Extract all lines that hold "налаштування" from the records below.

> Data for analysis:
/---
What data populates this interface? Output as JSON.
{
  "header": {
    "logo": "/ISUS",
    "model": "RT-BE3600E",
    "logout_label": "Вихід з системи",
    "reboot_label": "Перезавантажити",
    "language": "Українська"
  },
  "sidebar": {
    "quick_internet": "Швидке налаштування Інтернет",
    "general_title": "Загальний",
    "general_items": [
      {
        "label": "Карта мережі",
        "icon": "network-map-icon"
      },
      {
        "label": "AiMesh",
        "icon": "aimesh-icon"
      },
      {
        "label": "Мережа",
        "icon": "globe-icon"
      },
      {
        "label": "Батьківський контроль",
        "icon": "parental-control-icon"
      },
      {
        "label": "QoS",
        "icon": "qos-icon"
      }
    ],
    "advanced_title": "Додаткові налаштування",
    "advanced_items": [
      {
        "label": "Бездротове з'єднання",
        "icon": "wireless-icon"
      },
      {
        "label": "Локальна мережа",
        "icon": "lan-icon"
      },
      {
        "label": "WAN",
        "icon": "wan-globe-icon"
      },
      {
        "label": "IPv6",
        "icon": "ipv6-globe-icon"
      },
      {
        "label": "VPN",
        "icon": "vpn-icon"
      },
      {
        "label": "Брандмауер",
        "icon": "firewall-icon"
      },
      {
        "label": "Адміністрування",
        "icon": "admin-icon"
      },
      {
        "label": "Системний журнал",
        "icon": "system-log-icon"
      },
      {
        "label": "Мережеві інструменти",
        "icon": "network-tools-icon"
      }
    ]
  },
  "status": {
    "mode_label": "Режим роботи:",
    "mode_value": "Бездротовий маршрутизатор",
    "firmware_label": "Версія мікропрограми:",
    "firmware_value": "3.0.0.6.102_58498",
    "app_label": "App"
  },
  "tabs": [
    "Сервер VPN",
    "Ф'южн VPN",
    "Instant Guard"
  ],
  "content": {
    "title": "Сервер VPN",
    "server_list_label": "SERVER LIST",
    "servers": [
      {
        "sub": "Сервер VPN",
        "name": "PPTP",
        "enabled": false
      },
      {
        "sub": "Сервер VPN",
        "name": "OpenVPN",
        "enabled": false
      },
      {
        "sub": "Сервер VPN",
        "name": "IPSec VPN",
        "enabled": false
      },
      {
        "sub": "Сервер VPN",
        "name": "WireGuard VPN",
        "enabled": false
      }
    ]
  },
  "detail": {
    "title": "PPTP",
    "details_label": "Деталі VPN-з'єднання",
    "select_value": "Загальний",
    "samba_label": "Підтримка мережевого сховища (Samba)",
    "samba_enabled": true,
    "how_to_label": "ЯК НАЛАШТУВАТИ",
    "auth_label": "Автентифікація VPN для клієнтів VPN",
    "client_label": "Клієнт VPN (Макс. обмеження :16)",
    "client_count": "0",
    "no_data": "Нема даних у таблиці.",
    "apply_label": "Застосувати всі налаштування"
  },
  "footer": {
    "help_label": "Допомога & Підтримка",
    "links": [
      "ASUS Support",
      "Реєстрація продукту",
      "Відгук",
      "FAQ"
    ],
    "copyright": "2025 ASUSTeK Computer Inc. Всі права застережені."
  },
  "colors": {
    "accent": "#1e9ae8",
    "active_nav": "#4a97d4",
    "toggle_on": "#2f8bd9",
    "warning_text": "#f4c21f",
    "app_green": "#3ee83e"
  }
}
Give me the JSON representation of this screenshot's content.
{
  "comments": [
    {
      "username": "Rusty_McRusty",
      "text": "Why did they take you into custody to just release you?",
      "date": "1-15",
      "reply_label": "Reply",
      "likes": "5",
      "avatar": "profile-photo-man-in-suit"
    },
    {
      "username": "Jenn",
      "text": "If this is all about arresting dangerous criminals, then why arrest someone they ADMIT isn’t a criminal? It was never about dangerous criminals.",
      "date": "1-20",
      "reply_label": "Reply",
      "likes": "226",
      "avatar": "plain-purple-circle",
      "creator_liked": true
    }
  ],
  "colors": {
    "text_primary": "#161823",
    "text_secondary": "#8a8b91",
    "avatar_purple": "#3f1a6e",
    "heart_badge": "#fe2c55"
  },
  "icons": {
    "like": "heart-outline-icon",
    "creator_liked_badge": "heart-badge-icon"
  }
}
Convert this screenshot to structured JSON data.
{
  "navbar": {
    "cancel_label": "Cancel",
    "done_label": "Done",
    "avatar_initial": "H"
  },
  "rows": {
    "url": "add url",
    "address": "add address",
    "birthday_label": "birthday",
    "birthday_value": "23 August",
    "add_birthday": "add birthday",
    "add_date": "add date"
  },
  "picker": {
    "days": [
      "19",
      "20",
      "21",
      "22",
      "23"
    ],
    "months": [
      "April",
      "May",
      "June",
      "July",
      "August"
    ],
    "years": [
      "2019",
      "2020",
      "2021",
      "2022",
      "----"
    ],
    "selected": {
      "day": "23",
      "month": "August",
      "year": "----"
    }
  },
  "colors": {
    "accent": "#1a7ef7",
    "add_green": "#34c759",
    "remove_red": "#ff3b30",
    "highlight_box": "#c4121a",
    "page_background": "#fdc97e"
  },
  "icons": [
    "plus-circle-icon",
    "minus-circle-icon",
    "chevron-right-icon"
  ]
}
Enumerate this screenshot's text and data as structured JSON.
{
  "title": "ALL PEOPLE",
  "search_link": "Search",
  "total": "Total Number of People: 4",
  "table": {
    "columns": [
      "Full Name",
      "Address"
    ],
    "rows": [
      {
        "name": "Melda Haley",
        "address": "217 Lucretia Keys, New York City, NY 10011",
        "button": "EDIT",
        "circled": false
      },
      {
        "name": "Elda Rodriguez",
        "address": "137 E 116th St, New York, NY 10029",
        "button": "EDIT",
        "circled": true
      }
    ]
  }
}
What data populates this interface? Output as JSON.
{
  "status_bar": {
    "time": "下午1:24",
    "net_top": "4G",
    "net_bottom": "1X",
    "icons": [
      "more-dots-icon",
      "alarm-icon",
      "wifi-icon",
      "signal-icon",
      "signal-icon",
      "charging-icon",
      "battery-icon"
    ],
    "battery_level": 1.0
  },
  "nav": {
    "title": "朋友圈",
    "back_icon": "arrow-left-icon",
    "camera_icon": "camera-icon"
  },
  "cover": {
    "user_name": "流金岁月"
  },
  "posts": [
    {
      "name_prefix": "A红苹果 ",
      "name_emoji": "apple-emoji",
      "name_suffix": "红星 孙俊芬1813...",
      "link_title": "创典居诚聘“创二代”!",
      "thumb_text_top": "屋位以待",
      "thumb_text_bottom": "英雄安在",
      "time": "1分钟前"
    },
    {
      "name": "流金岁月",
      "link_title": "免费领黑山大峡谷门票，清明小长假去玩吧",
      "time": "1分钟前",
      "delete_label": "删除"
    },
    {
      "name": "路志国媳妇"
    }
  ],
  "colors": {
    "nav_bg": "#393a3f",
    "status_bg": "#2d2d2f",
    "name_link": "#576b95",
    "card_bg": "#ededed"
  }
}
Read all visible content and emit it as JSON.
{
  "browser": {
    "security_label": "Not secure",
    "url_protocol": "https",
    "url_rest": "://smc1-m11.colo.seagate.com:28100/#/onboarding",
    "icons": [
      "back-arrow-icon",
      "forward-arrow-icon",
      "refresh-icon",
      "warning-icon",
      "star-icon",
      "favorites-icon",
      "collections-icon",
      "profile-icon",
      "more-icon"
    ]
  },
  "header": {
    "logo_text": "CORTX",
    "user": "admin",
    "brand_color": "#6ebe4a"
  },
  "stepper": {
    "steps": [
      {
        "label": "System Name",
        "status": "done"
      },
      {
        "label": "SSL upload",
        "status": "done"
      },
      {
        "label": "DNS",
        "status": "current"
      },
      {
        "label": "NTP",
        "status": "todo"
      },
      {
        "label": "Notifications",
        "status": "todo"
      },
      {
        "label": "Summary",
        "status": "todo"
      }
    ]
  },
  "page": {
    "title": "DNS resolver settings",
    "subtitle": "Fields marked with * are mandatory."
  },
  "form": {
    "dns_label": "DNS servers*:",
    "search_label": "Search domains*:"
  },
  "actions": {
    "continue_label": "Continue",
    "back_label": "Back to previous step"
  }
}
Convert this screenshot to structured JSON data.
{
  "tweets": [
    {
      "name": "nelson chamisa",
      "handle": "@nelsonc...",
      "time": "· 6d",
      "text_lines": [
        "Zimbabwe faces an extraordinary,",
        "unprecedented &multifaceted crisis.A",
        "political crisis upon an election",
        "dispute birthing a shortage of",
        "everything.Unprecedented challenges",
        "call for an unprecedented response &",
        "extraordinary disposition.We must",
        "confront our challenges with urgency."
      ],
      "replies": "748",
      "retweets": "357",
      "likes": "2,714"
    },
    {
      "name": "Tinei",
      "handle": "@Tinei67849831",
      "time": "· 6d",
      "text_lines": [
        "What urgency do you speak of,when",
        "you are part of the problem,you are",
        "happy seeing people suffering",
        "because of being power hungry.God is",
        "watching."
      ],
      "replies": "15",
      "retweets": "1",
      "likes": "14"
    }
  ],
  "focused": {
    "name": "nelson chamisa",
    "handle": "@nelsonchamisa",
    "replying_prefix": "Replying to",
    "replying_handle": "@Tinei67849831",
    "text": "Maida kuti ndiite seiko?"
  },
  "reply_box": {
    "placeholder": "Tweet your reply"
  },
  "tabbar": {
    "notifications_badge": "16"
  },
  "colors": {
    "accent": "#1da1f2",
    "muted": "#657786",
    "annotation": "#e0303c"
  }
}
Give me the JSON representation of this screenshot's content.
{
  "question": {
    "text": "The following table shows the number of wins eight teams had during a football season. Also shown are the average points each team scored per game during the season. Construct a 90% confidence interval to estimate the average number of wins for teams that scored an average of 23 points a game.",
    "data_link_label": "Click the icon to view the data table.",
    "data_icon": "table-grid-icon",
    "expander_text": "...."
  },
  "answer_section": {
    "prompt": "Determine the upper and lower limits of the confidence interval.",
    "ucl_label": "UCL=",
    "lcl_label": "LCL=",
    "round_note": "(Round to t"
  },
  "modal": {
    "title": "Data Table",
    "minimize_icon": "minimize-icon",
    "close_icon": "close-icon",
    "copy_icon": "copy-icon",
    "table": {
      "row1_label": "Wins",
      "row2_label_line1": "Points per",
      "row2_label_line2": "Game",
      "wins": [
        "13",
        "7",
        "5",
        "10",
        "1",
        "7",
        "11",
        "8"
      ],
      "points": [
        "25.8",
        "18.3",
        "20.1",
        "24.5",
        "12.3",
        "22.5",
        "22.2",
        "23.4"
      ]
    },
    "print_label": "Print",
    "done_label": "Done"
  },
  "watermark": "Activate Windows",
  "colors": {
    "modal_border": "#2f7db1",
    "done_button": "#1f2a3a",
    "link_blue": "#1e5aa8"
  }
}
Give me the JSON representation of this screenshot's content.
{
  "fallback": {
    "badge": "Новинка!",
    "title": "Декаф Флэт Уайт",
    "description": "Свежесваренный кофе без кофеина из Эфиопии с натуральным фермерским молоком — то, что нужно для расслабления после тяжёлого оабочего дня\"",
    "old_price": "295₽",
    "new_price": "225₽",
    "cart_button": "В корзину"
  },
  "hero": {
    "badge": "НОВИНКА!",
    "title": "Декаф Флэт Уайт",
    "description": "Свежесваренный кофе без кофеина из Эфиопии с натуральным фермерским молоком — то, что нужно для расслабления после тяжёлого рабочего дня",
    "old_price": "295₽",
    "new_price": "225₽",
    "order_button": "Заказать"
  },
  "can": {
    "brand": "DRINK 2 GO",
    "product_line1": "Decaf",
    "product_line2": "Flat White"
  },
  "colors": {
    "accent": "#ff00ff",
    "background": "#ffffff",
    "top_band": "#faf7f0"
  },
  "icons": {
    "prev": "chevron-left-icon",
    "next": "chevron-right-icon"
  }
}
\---
> Response area:
    "quick_internet": "Швидке налаштування Інтернет",
    "advanced_title": "Додаткові налаштування",
    "apply_label": "Застосувати всі налаштування"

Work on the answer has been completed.